TASK:
When a line of the entries contains the word "プロトコル", report that line.

[Records from a data collection]
_ _ _ _

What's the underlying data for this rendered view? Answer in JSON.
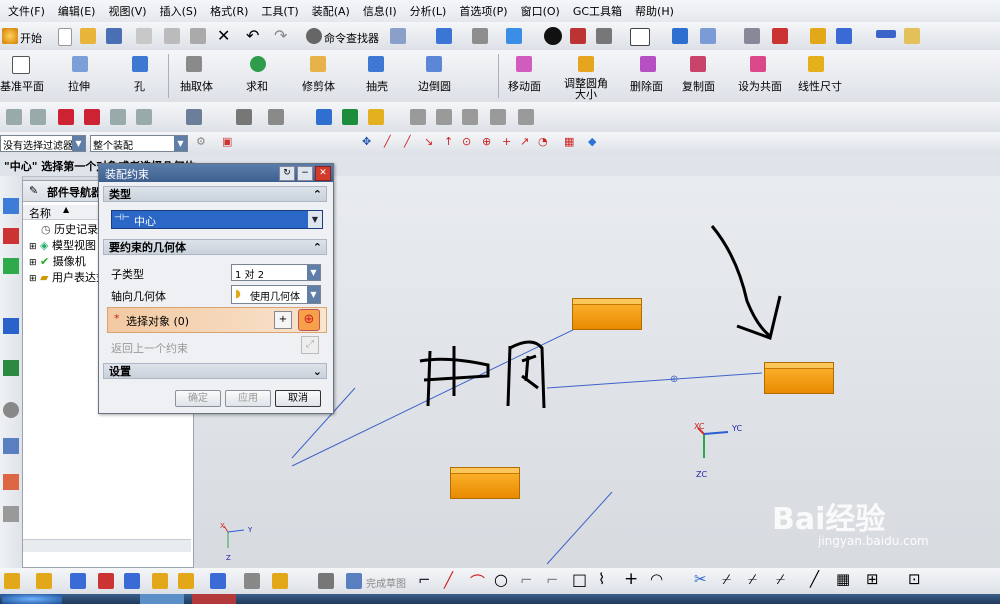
{
  "menu": [
    "文件(F)",
    "编辑(E)",
    "视图(V)",
    "插入(S)",
    "格式(R)",
    "工具(T)",
    "装配(A)",
    "信息(I)",
    "分析(L)",
    "首选项(P)",
    "窗口(O)",
    "GC工具箱",
    "帮助(H)"
  ],
  "toolbar1": {
    "start_label": "开始",
    "command_finder_label": "命令查找器"
  },
  "toolbar2": {
    "items": [
      "基准平面",
      "拉伸",
      "孔",
      "抽取体",
      "求和",
      "修剪体",
      "抽壳",
      "边倒圆",
      "移动面",
      "调整圆角大小",
      "删除面",
      "复制面",
      "设为共面",
      "线性尺寸"
    ]
  },
  "selection_bar": {
    "filter_value": "没有选择过滤器",
    "scope_value": "整个装配"
  },
  "cue_line": "\"中心\" 选择第一个对象或者选择几何体",
  "nav_panel": {
    "title": "部件导航器",
    "column_header": "名称",
    "items": [
      "历史记录模式",
      "模型视图",
      "摄像机",
      "用户表达式"
    ]
  },
  "dialog": {
    "title": "装配约束",
    "section_type": "类型",
    "type_value": "中心",
    "section_geometry": "要约束的几何体",
    "subtype_label": "子类型",
    "subtype_value": "1 对 2",
    "axis_label": "轴向几何体",
    "axis_value": "使用几何体",
    "select_object_label": "选择对象 (0)",
    "return_label": "返回上一个约束",
    "section_settings": "设置",
    "ok": "确定",
    "apply": "应用",
    "cancel": "取消"
  },
  "viewport": {
    "annotation_text": "中间",
    "triad_labels": [
      "XC",
      "YC",
      "ZC"
    ],
    "small_triad_labels": [
      "X",
      "Y",
      "Z"
    ]
  },
  "bottom_bar": {
    "finish_sketch_label": "完成草图"
  },
  "watermark": {
    "brand": "Bai经验",
    "url": "jingyan.baidu.com"
  },
  "colors": {
    "block": "#f09a10",
    "accent": "#1a5fc4",
    "constraint_line": "#3f63c8"
  }
}
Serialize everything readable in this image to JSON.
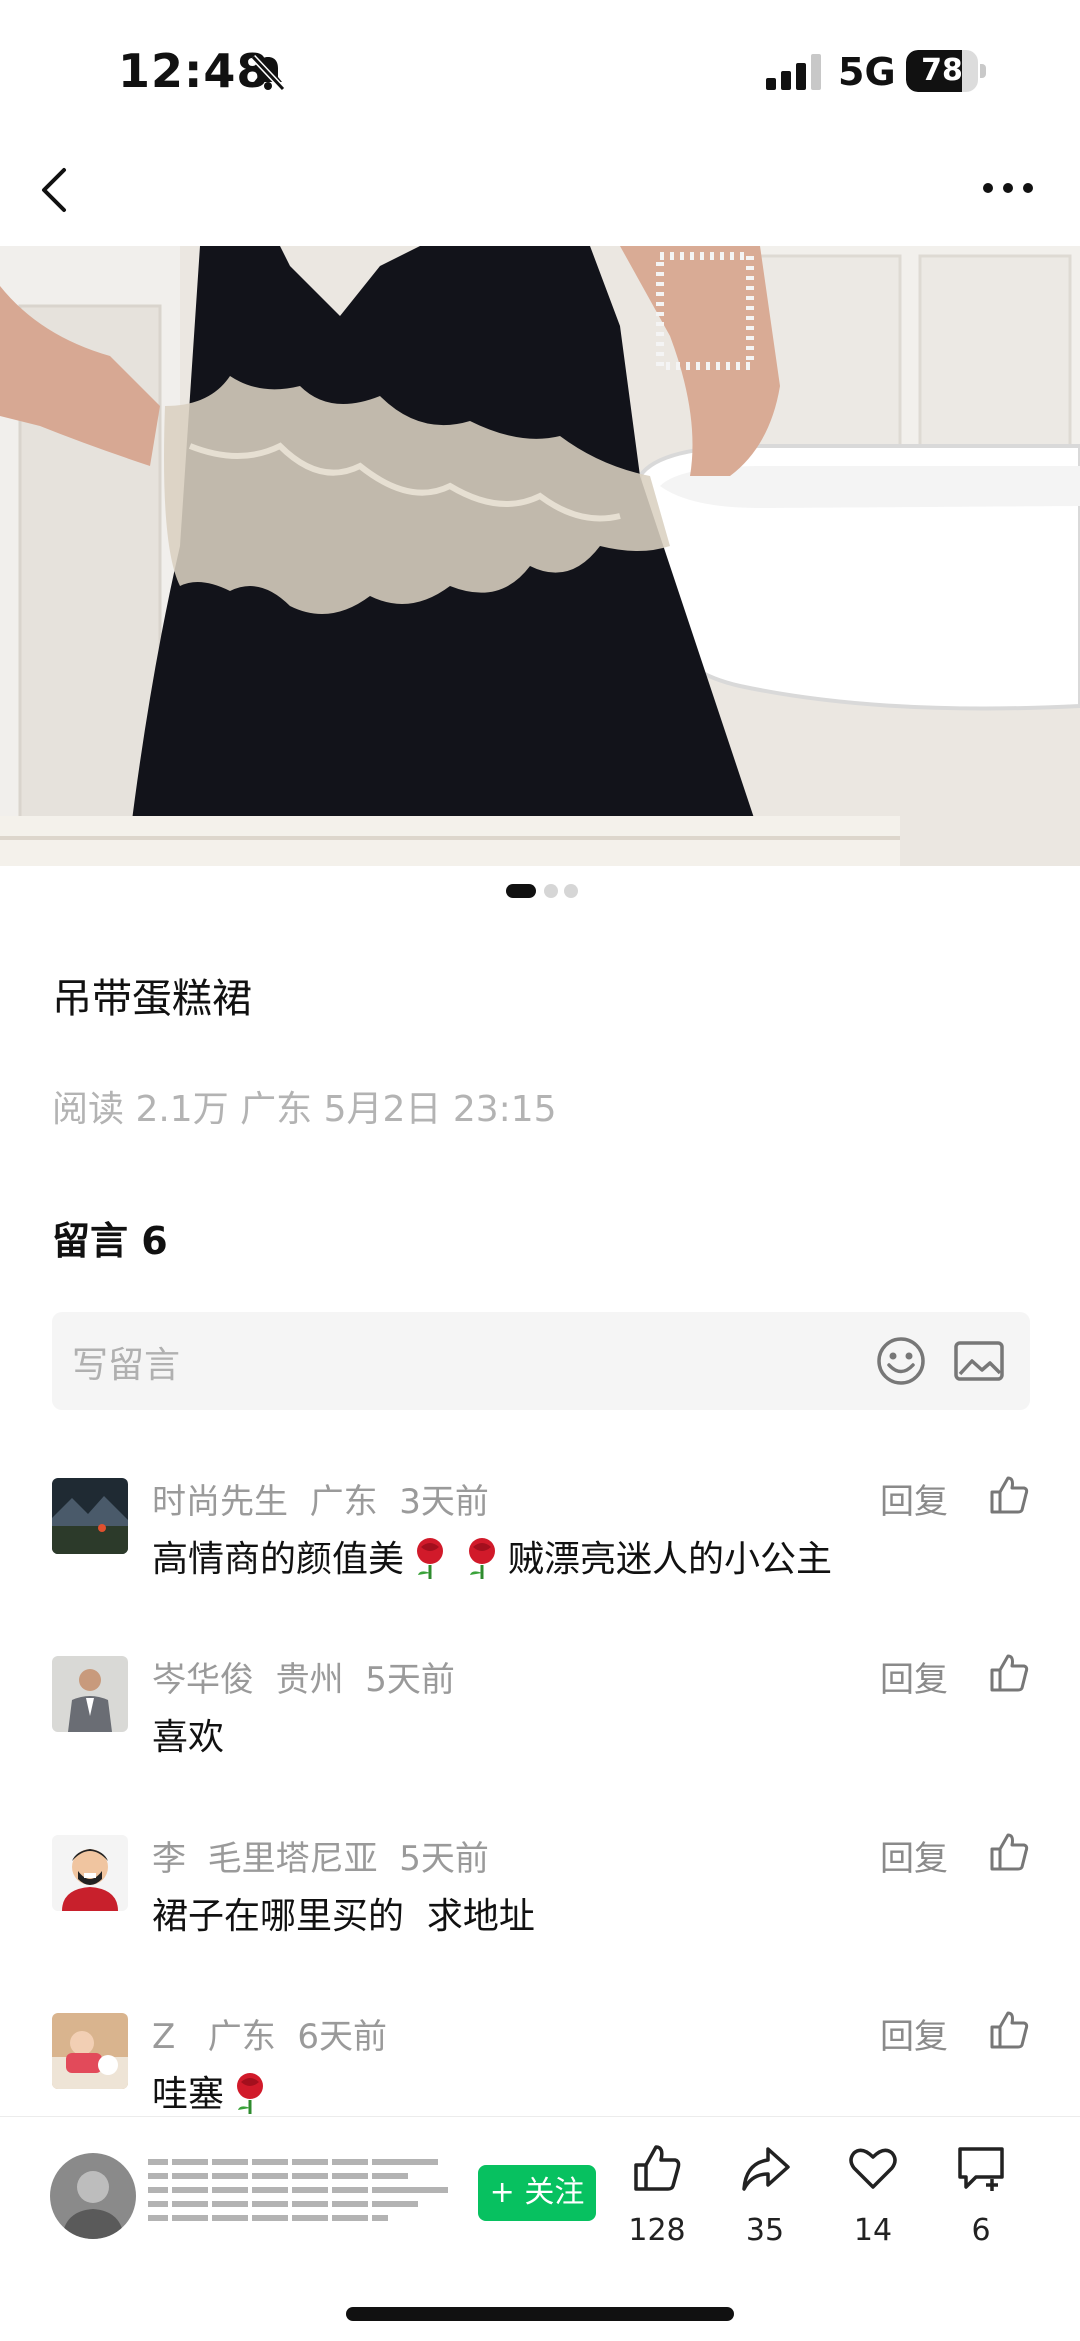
{
  "status_bar": {
    "time": "12:48",
    "network": "5G",
    "battery": "78",
    "battery_level": 0.78
  },
  "post": {
    "title": "吊带蛋糕裙",
    "meta": "阅读 2.1万  广东  5月2日 23:15",
    "image_pages": 3,
    "current_image": 1
  },
  "comments_section": {
    "heading": "留言 6",
    "input_placeholder": "写留言",
    "reply_label": "回复",
    "items": [
      {
        "head": "时尚先生  广东  3天前",
        "text_before": "高情商的颜值美",
        "text_after": "贼漂亮迷人的小公主"
      },
      {
        "head": "岑华俊  贵州  5天前",
        "text": "喜欢"
      },
      {
        "head": "李  毛里塔尼亚  5天前",
        "text": "裙子在哪里买的  求地址"
      },
      {
        "head": "Z   广东  6天前",
        "text": "哇塞"
      }
    ]
  },
  "bottom_bar": {
    "follow_label": "+ 关注",
    "likes": "128",
    "shares": "35",
    "favorites": "14",
    "comments": "6"
  },
  "colors": {
    "accent": "#07c160",
    "meta": "#b3b3b3"
  }
}
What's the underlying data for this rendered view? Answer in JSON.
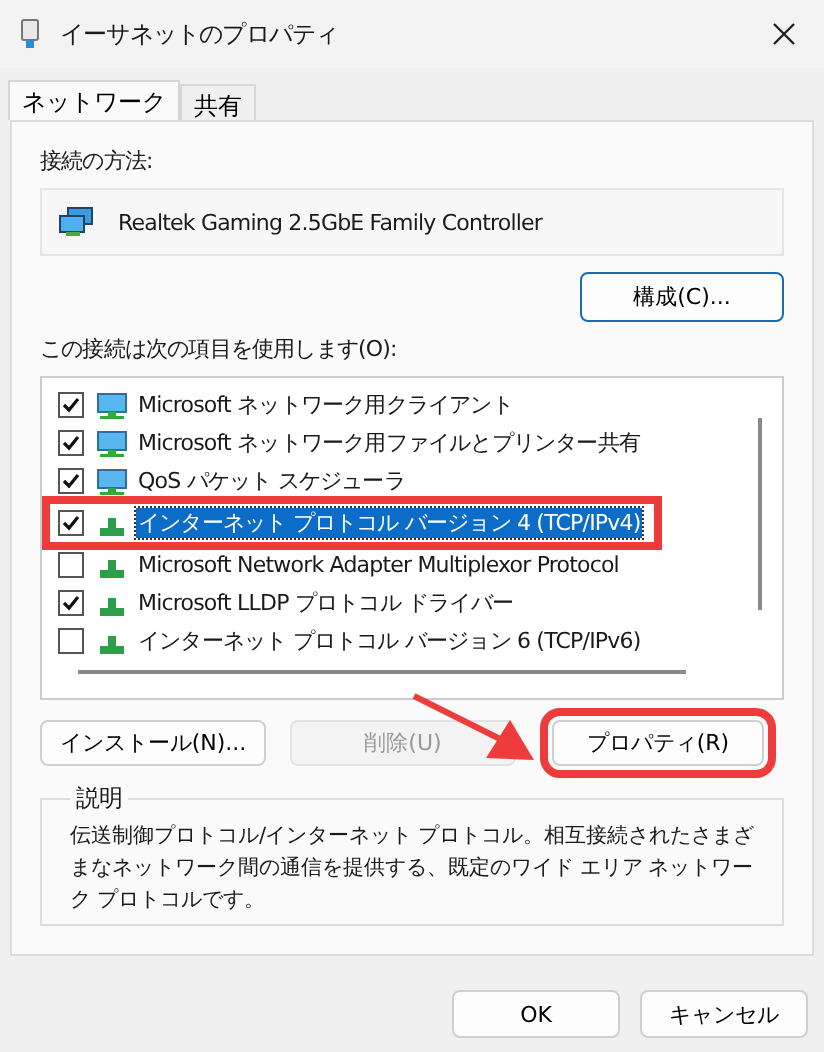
{
  "window": {
    "title": "イーサネットのプロパティ"
  },
  "tabs": [
    {
      "label": "ネットワーク",
      "selected": true
    },
    {
      "label": "共有",
      "selected": false
    }
  ],
  "connect_using": {
    "label": "接続の方法:",
    "adapter": "Realtek Gaming 2.5GbE Family Controller",
    "configure_button": "構成(C)..."
  },
  "items_label": "この接続は次の項目を使用します(O):",
  "items": [
    {
      "label": "Microsoft ネットワーク用クライアント",
      "kind": "client",
      "checked": true,
      "selected": false,
      "highlighted": false
    },
    {
      "label": "Microsoft ネットワーク用ファイルとプリンター共有",
      "kind": "client",
      "checked": true,
      "selected": false,
      "highlighted": false
    },
    {
      "label": "QoS パケット スケジューラ",
      "kind": "client",
      "checked": true,
      "selected": false,
      "highlighted": false
    },
    {
      "label": "インターネット プロトコル バージョン 4 (TCP/IPv4)",
      "kind": "protocol",
      "checked": true,
      "selected": true,
      "highlighted": true
    },
    {
      "label": "Microsoft Network Adapter Multiplexor Protocol",
      "kind": "protocol",
      "checked": false,
      "selected": false,
      "highlighted": false
    },
    {
      "label": "Microsoft LLDP プロトコル ドライバー",
      "kind": "protocol",
      "checked": true,
      "selected": false,
      "highlighted": false
    },
    {
      "label": "インターネット プロトコル バージョン 6 (TCP/IPv6)",
      "kind": "protocol",
      "checked": false,
      "selected": false,
      "highlighted": false
    }
  ],
  "item_buttons": [
    {
      "label": "インストール(N)...",
      "disabled": false,
      "highlighted": false
    },
    {
      "label": "削除(U)",
      "disabled": true,
      "highlighted": false
    },
    {
      "label": "プロパティ(R)",
      "disabled": false,
      "highlighted": true
    }
  ],
  "callout_arrow": true,
  "description": {
    "label": "説明",
    "text": "伝送制御プロトコル/インターネット プロトコル。相互接続されたさまざまなネットワーク間の通信を提供する、既定のワイド エリア ネットワーク プロトコルです。"
  },
  "buttons": [
    {
      "label": "OK"
    },
    {
      "label": "キャンセル"
    }
  ]
}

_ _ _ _

EXERCISE RESPONSE:
      "label": "インターネット プロトコル バージョン 4 (TCP/IPv4)",
      "label": "Microsoft LLDP プロトコル ドライバー",
      "label": "インターネット プロトコル バージョン 6 (TCP/IPv6)",
    "text": "伝送制御プロトコル/インターネット プロトコル。相互接続されたさまざまなネットワーク間の通信を提供する、既定のワイド エリア ネットワーク プロトコルです。"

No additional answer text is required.